Edith Ann Dunfee passed away peacefully on Saturday, January 20, from complications of a stroke suffered on January 19. Wife of the late William Edgar Dunfee, mother of Edith Dunfee Ries and the late Ethelyne Dunfee Kochenthal, grandmother to Lynn-Ann Gries (Donald), Daniel Ries (Sideeka) and Jennifer Pagliaroli (Tony) and great grandmother to Jacob, Annie, Max, Luca and Arrabelle.
Born January 30, 1914 in Elizabeth, N.J., Edith Ann Drake was the fourth of six children of Emily Bainbridge and Walter Drake, recent immigrants from England, and the first one to be born a U.S. citizen. Her childhood was spent in Staten Island, where her father, an architect, designed and built their family home. After her father’s death in 1928 she began working to help support her family. Shortly thereafter, she married William Edgar Dunfee. They remained married until his death in 1981.
With an architect father and an aunt and mother who were dressmakers, Edith came by her sense of style honestly. She was a fantastic seamstress and made clothes for herself, her daughters and grandchildren. She was also the designated personal shopper for everyone in her family, making trips to Macy’s, B. Altman’s and Lord & Taylor whenever anyone in the family needed something new – a party dress, work suit, dress coat or accessories of any kind. Everything she picked out was always perfectly suited to the recipient. The artistic genes prevalent in her family showed through in her musical talents, as well as the musical talents of her two daughters. Edith played piano by ear without ever taking a lesson and, after her husband passed away, she took up the guitar, enjoying making music in a different way.
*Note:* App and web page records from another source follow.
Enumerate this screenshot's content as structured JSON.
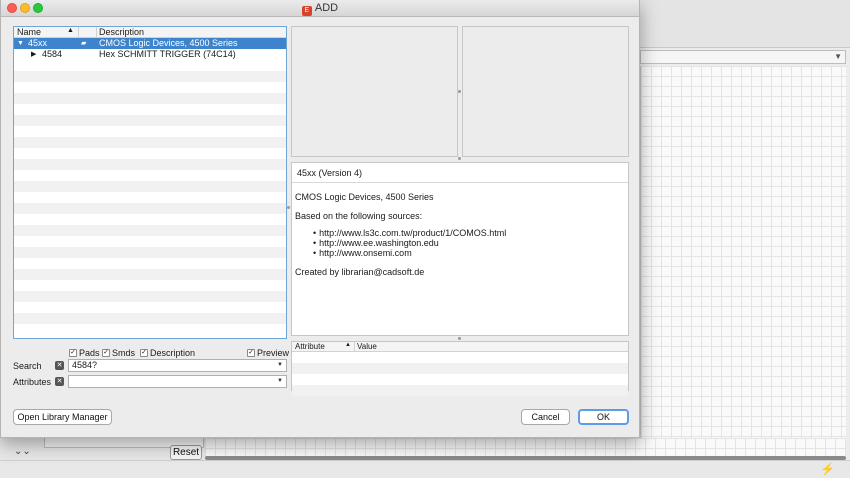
{
  "window": {
    "title": "ADD",
    "title_icon": "eagle-app-icon"
  },
  "tree": {
    "columns": {
      "name": "Name",
      "description": "Description"
    },
    "rows": [
      {
        "name": "45xx",
        "description": "CMOS Logic Devices, 4500 Series",
        "expanded": true,
        "selected": true
      },
      {
        "name": "4584",
        "description": "Hex SCHMITT TRIGGER (74C14)",
        "expanded": false,
        "selected": false
      }
    ]
  },
  "description": {
    "title": "45xx (Version 4)",
    "summary": "CMOS Logic Devices, 4500 Series",
    "sources_label": "Based on the following sources:",
    "sources": [
      "http://www.ls3c.com.tw/product/1/COMOS.html",
      "http://www.ee.washington.edu",
      "http://www.onsemi.com"
    ],
    "created_by": "Created by librarian@cadsoft.de"
  },
  "attributes_table": {
    "col_attribute": "Attribute",
    "col_value": "Value"
  },
  "options": {
    "pads": "Pads",
    "smds": "Smds",
    "description": "Description",
    "preview": "Preview"
  },
  "search": {
    "label": "Search",
    "value": "4584?"
  },
  "attributes": {
    "label": "Attributes",
    "value": ""
  },
  "buttons": {
    "open_library_manager": "Open Library Manager",
    "cancel": "Cancel",
    "ok": "OK"
  },
  "background": {
    "reset": "Reset"
  },
  "colors": {
    "selection": "#3d84cc",
    "focus": "#5b9ee6"
  }
}
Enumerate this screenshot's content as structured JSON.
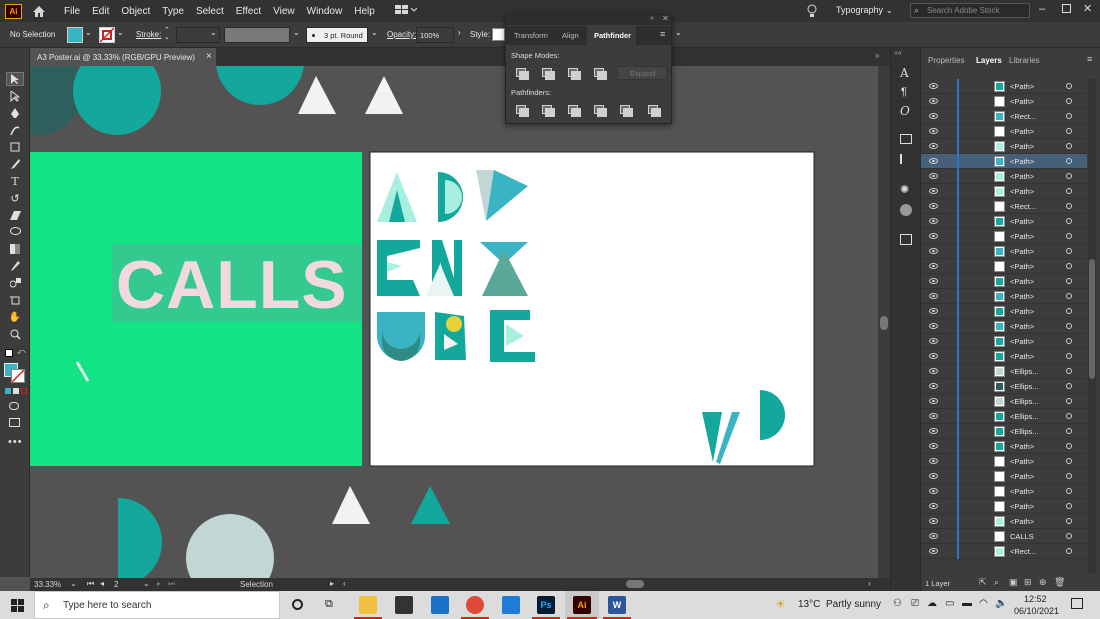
{
  "app": {
    "logo": "Ai",
    "home_icon": "home-icon"
  },
  "menu": [
    "File",
    "Edit",
    "Object",
    "Type",
    "Select",
    "Effect",
    "View",
    "Window",
    "Help"
  ],
  "menubar_right": {
    "workspace": "Typography",
    "search_placeholder": "Search Adobe Stock"
  },
  "control_bar": {
    "selection": "No Selection",
    "stroke_label": "Stroke:",
    "brush": "3 pt. Round",
    "opacity_label": "Opacity:",
    "opacity_value": "100%",
    "style_label": "Style:",
    "fill_color": "#3ab3c3"
  },
  "document": {
    "tab_title": "A3 Poster.ai @ 33.33% (RGB/GPU Preview)",
    "close": "×"
  },
  "artboard": {
    "calls_text": "CALLS",
    "green": "#12e383",
    "teal": "#14a89c",
    "pink_text": "#f1d9df"
  },
  "pathfinder": {
    "tabs": [
      "Transform",
      "Align",
      "Pathfinder"
    ],
    "active_tab": "Pathfinder",
    "shape_modes_label": "Shape Modes:",
    "expand_label": "Expand",
    "pathfinders_label": "Pathfinders:"
  },
  "status_bar": {
    "zoom": "33.33%",
    "artboard_num": "2",
    "tool": "Selection"
  },
  "right_panel": {
    "tabs": [
      "Properties",
      "Layers",
      "Libraries"
    ],
    "active_tab": "Layers",
    "layer_count": "1 Layer",
    "layers": [
      "<Path>",
      "<Path>",
      "<Rect...",
      "<Path>",
      "<Path>",
      "<Path>",
      "<Path>",
      "<Path>",
      "<Rect...",
      "<Path>",
      "<Path>",
      "<Path>",
      "<Path>",
      "<Path>",
      "<Path>",
      "<Path>",
      "<Path>",
      "<Path>",
      "<Path>",
      "<Ellips...",
      "<Ellips...",
      "<Ellips...",
      "<Ellips...",
      "<Ellips...",
      "<Path>",
      "<Path>",
      "<Path>",
      "<Path>",
      "<Path>",
      "<Path>",
      "CALLS",
      "<Rect..."
    ],
    "selected_index": 5
  },
  "taskbar": {
    "search_placeholder": "Type here to search",
    "weather_temp": "13°C",
    "weather_text": "Partly sunny",
    "time": "12:52",
    "date": "06/10/2021"
  }
}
As a new bride she and her husband both worked in order to make ends meet. This was only possible because childcare was provided by her husband’s extended family, notably his sister Ethelyne Dunfee Berghorn and his mother Annie Kelly Dunfee. When her husband enlisted in the Merchant Marines during World War II, Edith continued to work out of necessity. She always had a strong belief in women’s rights, no doubt solidified during her time as a struggling single mother. After the war ended she and her husband both worked full-time while also starting a side business investing in real estate — renovating homes, building homes and owning and managing apartment buildings.
After moving into Manhattan in 1959, Edith never looked back. Starting on the Upper West Side, then moving to Gramercy Park, they finally settled into their apartment in Peter Cooper Village in 1971, where she lived until she died. Edith enjoyed the city; she walked everywhere, enjoyed the theater and especially enjoyed the proximity to major department stores. Most importantly she enjoyed just being a New Yorker, being in the hub of it all, part of the most exciting city in the world. She was a news hound, reading The New York Times religiously and watching any and all local New York news programming. Her absolute favorite TV personality was David Letterman.
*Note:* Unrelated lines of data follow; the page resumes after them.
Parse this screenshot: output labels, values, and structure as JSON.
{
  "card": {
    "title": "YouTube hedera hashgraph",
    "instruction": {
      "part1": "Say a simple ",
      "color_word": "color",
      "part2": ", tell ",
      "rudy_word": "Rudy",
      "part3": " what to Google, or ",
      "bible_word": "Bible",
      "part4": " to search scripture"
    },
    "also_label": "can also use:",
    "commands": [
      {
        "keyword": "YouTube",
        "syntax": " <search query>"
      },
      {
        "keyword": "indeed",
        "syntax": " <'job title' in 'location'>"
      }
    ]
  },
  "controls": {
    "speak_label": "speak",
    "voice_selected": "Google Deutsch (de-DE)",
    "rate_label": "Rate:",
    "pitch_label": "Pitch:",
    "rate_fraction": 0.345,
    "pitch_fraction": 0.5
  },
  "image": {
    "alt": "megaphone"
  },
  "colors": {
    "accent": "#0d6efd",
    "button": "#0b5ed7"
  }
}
In the years after her husband passed away, she became involved with the English Speaking Union, helping immigrants learn English. During this time, her biggest indulgence were the many cruises she took during the 1980s as a member of the World Ship Society, the premier group of maritime and naval historians. She enjoyed many VIP cruises on the QEII and the Queen Mary and made many good friends among this likeminded group. There is no doubt that both of these activities helped her feel connected to her English heritage and ancestry.
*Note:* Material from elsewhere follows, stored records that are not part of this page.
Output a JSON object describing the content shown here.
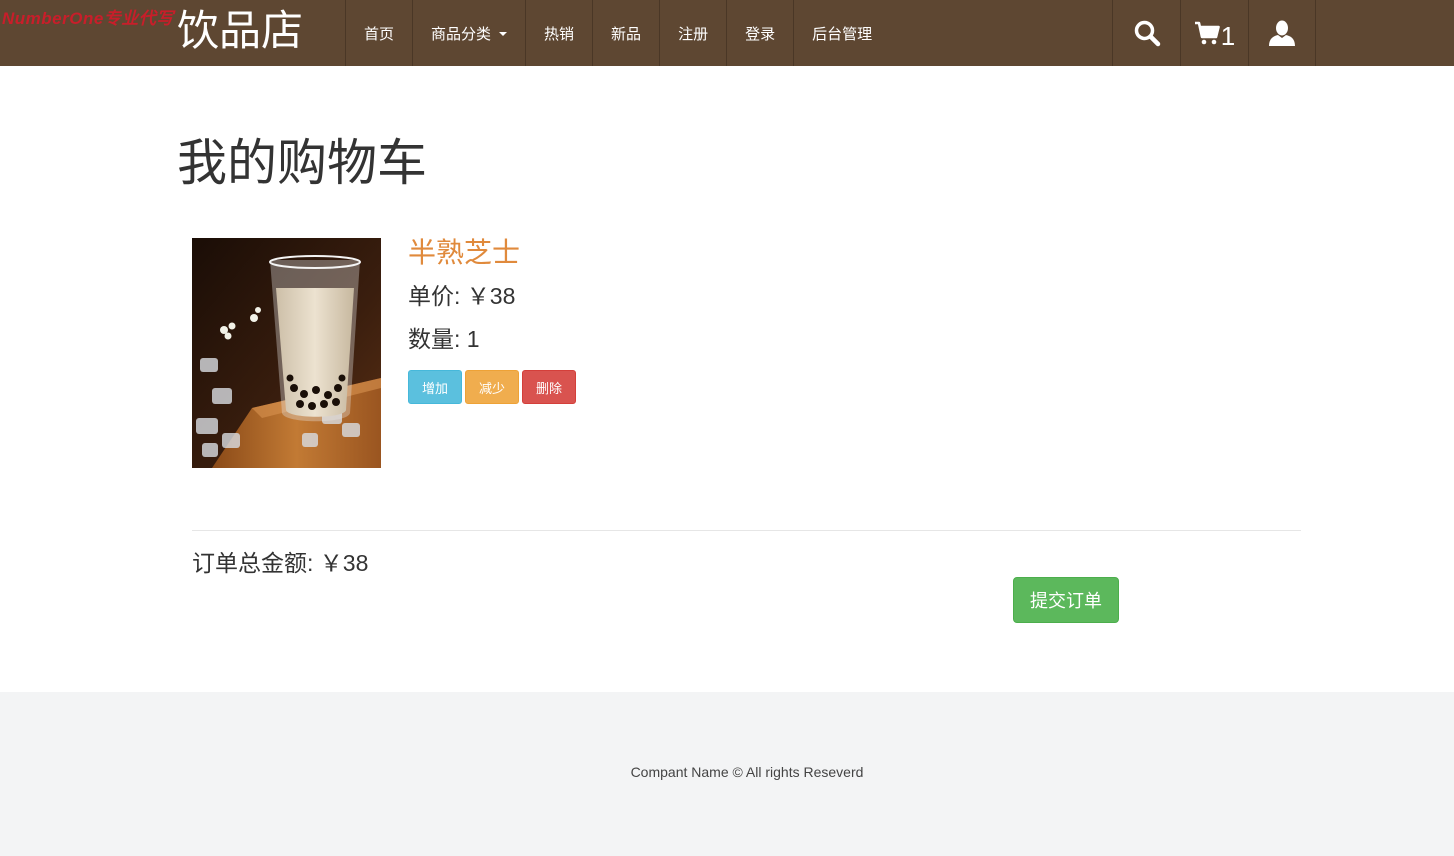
{
  "watermark": "NumberOne专业代写",
  "brand": "饮品店",
  "nav": {
    "items": [
      {
        "label": "首页"
      },
      {
        "label": "商品分类"
      },
      {
        "label": "热销"
      },
      {
        "label": "新品"
      },
      {
        "label": "注册"
      },
      {
        "label": "登录"
      },
      {
        "label": "后台管理"
      }
    ],
    "cart_count": "1",
    "icons": [
      "search-icon",
      "cart-icon",
      "user-icon"
    ]
  },
  "page_title": "我的购物车",
  "cart_item": {
    "name": "半熟芝士",
    "price_label": "单价: ￥38",
    "qty_label": "数量: 1",
    "buttons": {
      "increase": "增加",
      "decrease": "减少",
      "delete": "删除"
    }
  },
  "order": {
    "total_label": "订单总金额: ￥38",
    "submit_label": "提交订单"
  },
  "footer": {
    "text": "Compant Name © All rights Reseverd"
  },
  "colors": {
    "navbar": "#5e4732",
    "product_name": "#e08a3c",
    "info": "#5bc0de",
    "warning": "#f0ad4e",
    "danger": "#d9534f",
    "success": "#5cb85c",
    "footer_bg": "#f3f4f5"
  }
}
Finally, Edith was always looking forward, never dwelling on the past. She disdained “Golden Age thinking” making sure to remind nostalgia-seekers about the Depression, as well as the human condition in the days before Social Security, Medicare, labor unions and civil rights. Born before women’s suffrage, she took seriously her right to vote and never missed participating in an election. In 2016 she proudly cast her vote for the first woman presidential candidate, Hillary Clinton, and her story was featured with other centenarians in a book called We The Resilient: Wisdom for America from Women Born Before Suffrage.
Her life was full, healthy and happy until the very end, and the family was looking forward to celebrating her 104th birthday next week. We have all learned much from her progressive spirit and practical outlook on life. Because of her firm belief in the power of the democratic process and equal rights for all, the family requests that, in lieu of flowers, any donations be made to the American Civil Liberties Union. Family and friends gathered at Orange Lawn Tennis Club in South Orange on Wednesday, January 24.